WHAT THIS TASK INVOLVES –
Could you retype every line below exactly, omitting the images?

Stored records:
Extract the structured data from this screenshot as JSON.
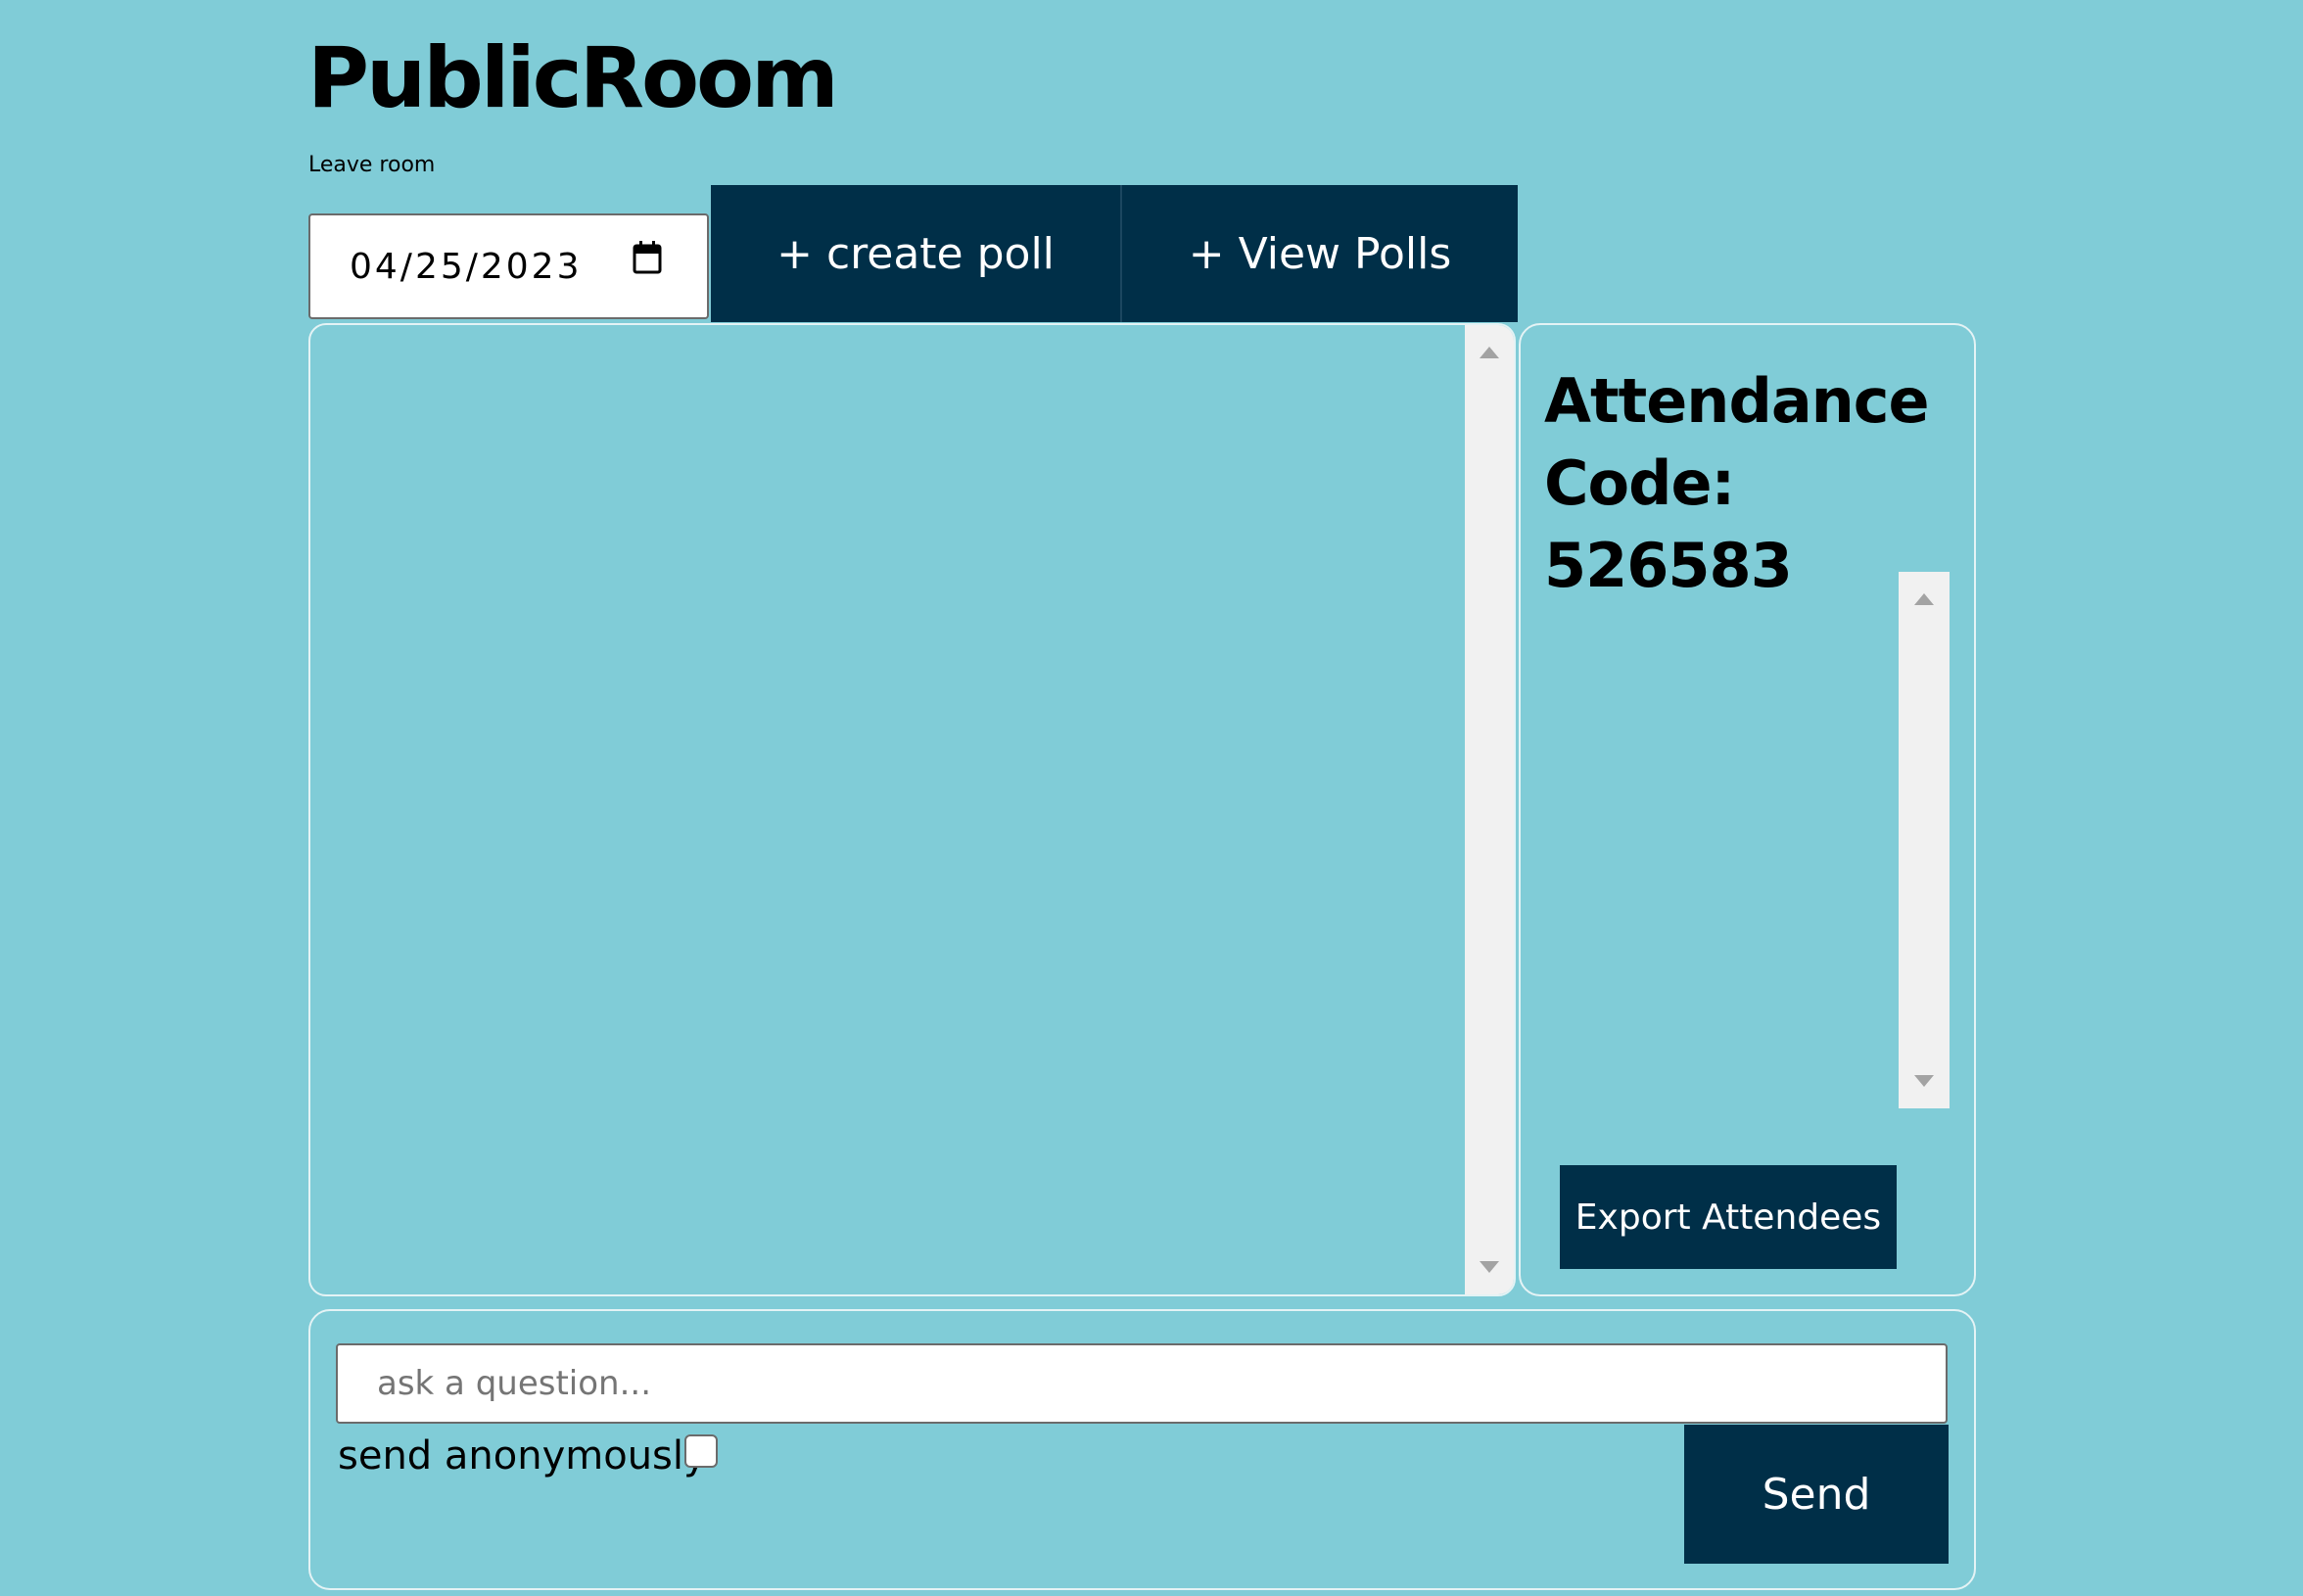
{
  "header": {
    "title": "PublicRoom",
    "leave_link": "Leave room"
  },
  "toolbar": {
    "date_value": "04/25/2023",
    "create_poll_label": "+ create poll",
    "view_polls_label": "+ View Polls"
  },
  "attendance": {
    "code_label": "Attendance Code: 526583",
    "export_label": "Export Attendees"
  },
  "ask": {
    "placeholder": "ask a question...",
    "anonymous_label": "send anonymously",
    "anonymous_checked": false,
    "send_label": "Send"
  },
  "colors": {
    "background": "#80ccd7",
    "button": "#002f48",
    "button_text": "#ffffff"
  }
}
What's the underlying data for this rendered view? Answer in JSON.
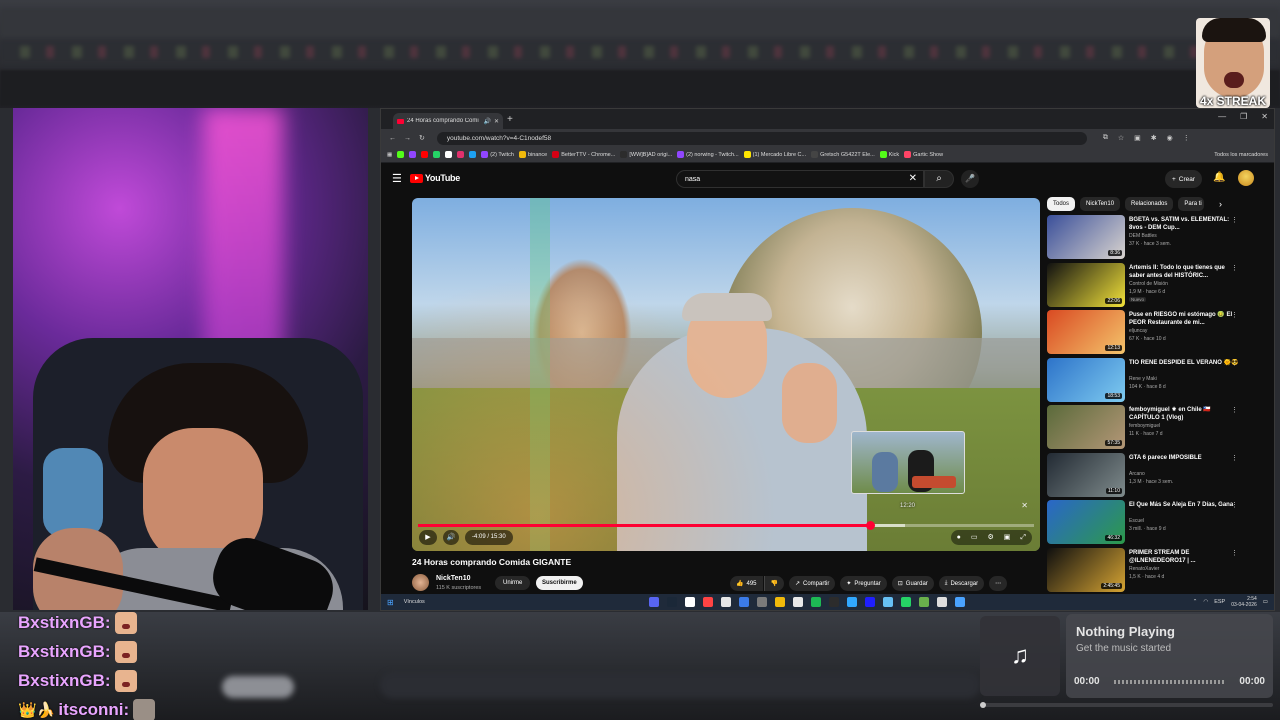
{
  "overlay": {
    "streak_label": "4x STREAK",
    "chat": [
      {
        "user": "BxstixnGB:",
        "color": "#e9a5ff",
        "badge": ""
      },
      {
        "user": "BxstixnGB:",
        "color": "#e9a5ff",
        "badge": ""
      },
      {
        "user": "BxstixnGB:",
        "color": "#e9a5ff",
        "badge": ""
      },
      {
        "user": "itsconni:",
        "color": "#e9a5ff",
        "badge": "👑🍌"
      }
    ],
    "music": {
      "icon": "♫",
      "title": "Nothing Playing",
      "subtitle": "Get the music started",
      "time_current": "00:00",
      "time_total": "00:00"
    }
  },
  "browser": {
    "tab_title": "24 Horas comprando Comi",
    "url": "youtube.com/watch?v=4-C1nodef58",
    "bookmarks": [
      {
        "label": "",
        "color": "#53fc18"
      },
      {
        "label": "",
        "color": "#9146ff"
      },
      {
        "label": "",
        "color": "#ff0000"
      },
      {
        "label": "",
        "color": "#25d366"
      },
      {
        "label": "",
        "color": "#ffffff"
      },
      {
        "label": "",
        "color": "#e1306c"
      },
      {
        "label": "",
        "color": "#1da1f2"
      },
      {
        "label": "(2) Twitch",
        "color": "#9146ff"
      },
      {
        "label": "binance",
        "color": "#f0b90b"
      },
      {
        "label": "BetterTTV - Chrome...",
        "color": "#d50014"
      },
      {
        "label": "[WW]B]AD origi...",
        "color": "#2c2c2c"
      },
      {
        "label": "(2) norwing - Twitch...",
        "color": "#9146ff"
      },
      {
        "label": "(1) Mercado Libre C...",
        "color": "#ffe600"
      },
      {
        "label": "Gretsch G5422T Ele...",
        "color": "#444444"
      },
      {
        "label": "Kick",
        "color": "#53fc18"
      },
      {
        "label": "Gartic Show",
        "color": "#ff4466"
      }
    ],
    "all_bookmarks": "Todos los marcadores"
  },
  "youtube": {
    "logo_text": "YouTube",
    "search_value": "nasa",
    "create_label": "Crear",
    "player": {
      "time_label": "-4:09 / 15:30",
      "preview_time": "12:20",
      "progress_fraction": 0.734,
      "buffered_fraction": 0.79
    },
    "video_title": "24 Horas comprando Comida GIGANTE",
    "channel": {
      "name": "NickTen10",
      "subs": "115 K suscriptores",
      "join_label": "Unirme",
      "subscribe_label": "Suscribirme"
    },
    "actions": {
      "likes": "495",
      "share": "Compartir",
      "ask": "Preguntar",
      "save": "Guardar",
      "download": "Descargar"
    },
    "chips": [
      "Todos",
      "NickTen10",
      "Relacionados",
      "Para ti"
    ],
    "recommendations": [
      {
        "title": "BGETA vs. SATIM vs. ELEMENTAL: 8vos - DEM Cup...",
        "channel": "DEM Battles",
        "meta": "37 K · hace 3 sem.",
        "duration": "8:36",
        "badge": "",
        "c1": "#3a4f9a",
        "c2": "#d9d4cf"
      },
      {
        "title": "Artemis II: Todo lo que tienes que saber antes del HISTÓRIC...",
        "channel": "Control de Misión",
        "meta": "1,9 M · hace 6 d",
        "duration": "22:06",
        "badge": "Nuevo",
        "c1": "#111111",
        "c2": "#f2e23a"
      },
      {
        "title": "Puse en RIESGO mi estómago 🤢 El PEOR Restaurante de mi...",
        "channel": "eljuncay",
        "meta": "67 K · hace 10 d",
        "duration": "12:13",
        "badge": "",
        "c1": "#d94a22",
        "c2": "#f4c46b"
      },
      {
        "title": "TIO RENE DESPIDE EL VERANO 🌞😎",
        "channel": "Rene y Maki",
        "meta": "104 K · hace 8 d",
        "duration": "18:53",
        "badge": "",
        "c1": "#2d73c9",
        "c2": "#7ecbf0"
      },
      {
        "title": "femboymiguel ⚜ en Chile 🇨🇱 CAPÍTULO 1 (Vlog)",
        "channel": "femboymiguel",
        "meta": "11 K · hace 7 d",
        "duration": "57:35",
        "badge": "",
        "c1": "#5a6a3a",
        "c2": "#b49777"
      },
      {
        "title": "GTA 6 parece IMPOSIBLE",
        "channel": "Arcano",
        "meta": "1,3 M · hace 3 sem.",
        "duration": "11:10",
        "badge": "",
        "c1": "#222a33",
        "c2": "#7f8b8c"
      },
      {
        "title": "El Que Más Se Aleja En 7 Días, Gana",
        "channel": "Escuel",
        "meta": "3 mill. · hace 9 d",
        "duration": "46:32",
        "badge": "",
        "c1": "#2a66c9",
        "c2": "#2c9a4a"
      },
      {
        "title": "PRIMER STREAM DE @ILNENEDEORO17 | ...",
        "channel": "RenatoXavier",
        "meta": "1,5 K · hace 4 d",
        "duration": "2:45:45",
        "badge": "",
        "c1": "#0f0f0f",
        "c2": "#d6a433"
      }
    ]
  },
  "taskbar": {
    "search": "Vínculos",
    "lang": "ESP",
    "time": "2:54",
    "date": "03-04-2026",
    "icons": [
      "#5865f2",
      "#1b2838",
      "#ffffff",
      "#ff4444",
      "#e6e6e6",
      "#3b7be8",
      "#7a7a7a",
      "#f0b90b",
      "#e8e8e8",
      "#1db954",
      "#2c2c2c",
      "#31a8ff",
      "#1f1fff",
      "#66c0f4",
      "#25d366",
      "#6ab04c",
      "#dddddd",
      "#4aa3ff"
    ]
  }
}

PROBLEM SOLUTION –
Extract the structured data from this screenshot as JSON.
{
  "header": {
    "title": "PublicRoom",
    "leave_link": "Leave room"
  },
  "toolbar": {
    "date_value": "04/25/2023",
    "create_poll_label": "+ create poll",
    "view_polls_label": "+ View Polls"
  },
  "attendance": {
    "code_label": "Attendance Code: 526583",
    "export_label": "Export Attendees"
  },
  "ask": {
    "placeholder": "ask a question...",
    "anonymous_label": "send anonymously",
    "anonymous_checked": false,
    "send_label": "Send"
  },
  "colors": {
    "background": "#80ccd7",
    "button": "#002f48",
    "button_text": "#ffffff"
  }
}
What's the underlying data for this rendered view? Answer in JSON.
{
  "overlay": {
    "streak_label": "4x STREAK",
    "chat": [
      {
        "user": "BxstixnGB:",
        "color": "#e9a5ff",
        "badge": ""
      },
      {
        "user": "BxstixnGB:",
        "color": "#e9a5ff",
        "badge": ""
      },
      {
        "user": "BxstixnGB:",
        "color": "#e9a5ff",
        "badge": ""
      },
      {
        "user": "itsconni:",
        "color": "#e9a5ff",
        "badge": "👑🍌"
      }
    ],
    "music": {
      "icon": "♫",
      "title": "Nothing Playing",
      "subtitle": "Get the music started",
      "time_current": "00:00",
      "time_total": "00:00"
    }
  },
  "browser": {
    "tab_title": "24 Horas comprando Comi",
    "url": "youtube.com/watch?v=4-C1nodef58",
    "bookmarks": [
      {
        "label": "",
        "color": "#53fc18"
      },
      {
        "label": "",
        "color": "#9146ff"
      },
      {
        "label": "",
        "color": "#ff0000"
      },
      {
        "label": "",
        "color": "#25d366"
      },
      {
        "label": "",
        "color": "#ffffff"
      },
      {
        "label": "",
        "color": "#e1306c"
      },
      {
        "label": "",
        "color": "#1da1f2"
      },
      {
        "label": "(2) Twitch",
        "color": "#9146ff"
      },
      {
        "label": "binance",
        "color": "#f0b90b"
      },
      {
        "label": "BetterTTV - Chrome...",
        "color": "#d50014"
      },
      {
        "label": "[WW]B]AD origi...",
        "color": "#2c2c2c"
      },
      {
        "label": "(2) norwing - Twitch...",
        "color": "#9146ff"
      },
      {
        "label": "(1) Mercado Libre C...",
        "color": "#ffe600"
      },
      {
        "label": "Gretsch G5422T Ele...",
        "color": "#444444"
      },
      {
        "label": "Kick",
        "color": "#53fc18"
      },
      {
        "label": "Gartic Show",
        "color": "#ff4466"
      }
    ],
    "all_bookmarks": "Todos los marcadores"
  },
  "youtube": {
    "logo_text": "YouTube",
    "search_value": "nasa",
    "create_label": "Crear",
    "player": {
      "time_label": "-4:09 / 15:30",
      "preview_time": "12:20",
      "progress_fraction": 0.734,
      "buffered_fraction": 0.79
    },
    "video_title": "24 Horas comprando Comida GIGANTE",
    "channel": {
      "name": "NickTen10",
      "subs": "115 K suscriptores",
      "join_label": "Unirme",
      "subscribe_label": "Suscribirme"
    },
    "actions": {
      "likes": "495",
      "share": "Compartir",
      "ask": "Preguntar",
      "save": "Guardar",
      "download": "Descargar"
    },
    "chips": [
      "Todos",
      "NickTen10",
      "Relacionados",
      "Para ti"
    ],
    "recommendations": [
      {
        "title": "BGETA vs. SATIM vs. ELEMENTAL: 8vos - DEM Cup...",
        "channel": "DEM Battles",
        "meta": "37 K · hace 3 sem.",
        "duration": "8:36",
        "badge": "",
        "c1": "#3a4f9a",
        "c2": "#d9d4cf"
      },
      {
        "title": "Artemis II: Todo lo que tienes que saber antes del HISTÓRIC...",
        "channel": "Control de Misión",
        "meta": "1,9 M · hace 6 d",
        "duration": "22:06",
        "badge": "Nuevo",
        "c1": "#111111",
        "c2": "#f2e23a"
      },
      {
        "title": "Puse en RIESGO mi estómago 🤢 El PEOR Restaurante de mi...",
        "channel": "eljuncay",
        "meta": "67 K · hace 10 d",
        "duration": "12:13",
        "badge": "",
        "c1": "#d94a22",
        "c2": "#f4c46b"
      },
      {
        "title": "TIO RENE DESPIDE EL VERANO 🌞😎",
        "channel": "Rene y Maki",
        "meta": "104 K · hace 8 d",
        "duration": "18:53",
        "badge": "",
        "c1": "#2d73c9",
        "c2": "#7ecbf0"
      },
      {
        "title": "femboymiguel ⚜ en Chile 🇨🇱 CAPÍTULO 1 (Vlog)",
        "channel": "femboymiguel",
        "meta": "11 K · hace 7 d",
        "duration": "57:35",
        "badge": "",
        "c1": "#5a6a3a",
        "c2": "#b49777"
      },
      {
        "title": "GTA 6 parece IMPOSIBLE",
        "channel": "Arcano",
        "meta": "1,3 M · hace 3 sem.",
        "duration": "11:10",
        "badge": "",
        "c1": "#222a33",
        "c2": "#7f8b8c"
      },
      {
        "title": "El Que Más Se Aleja En 7 Días, Gana",
        "channel": "Escuel",
        "meta": "3 mill. · hace 9 d",
        "duration": "46:32",
        "badge": "",
        "c1": "#2a66c9",
        "c2": "#2c9a4a"
      },
      {
        "title": "PRIMER STREAM DE @ILNENEDEORO17 | ...",
        "channel": "RenatoXavier",
        "meta": "1,5 K · hace 4 d",
        "duration": "2:45:45",
        "badge": "",
        "c1": "#0f0f0f",
        "c2": "#d6a433"
      }
    ]
  },
  "taskbar": {
    "search": "Vínculos",
    "lang": "ESP",
    "time": "2:54",
    "date": "03-04-2026",
    "icons": [
      "#5865f2",
      "#1b2838",
      "#ffffff",
      "#ff4444",
      "#e6e6e6",
      "#3b7be8",
      "#7a7a7a",
      "#f0b90b",
      "#e8e8e8",
      "#1db954",
      "#2c2c2c",
      "#31a8ff",
      "#1f1fff",
      "#66c0f4",
      "#25d366",
      "#6ab04c",
      "#dddddd",
      "#4aa3ff"
    ]
  }
}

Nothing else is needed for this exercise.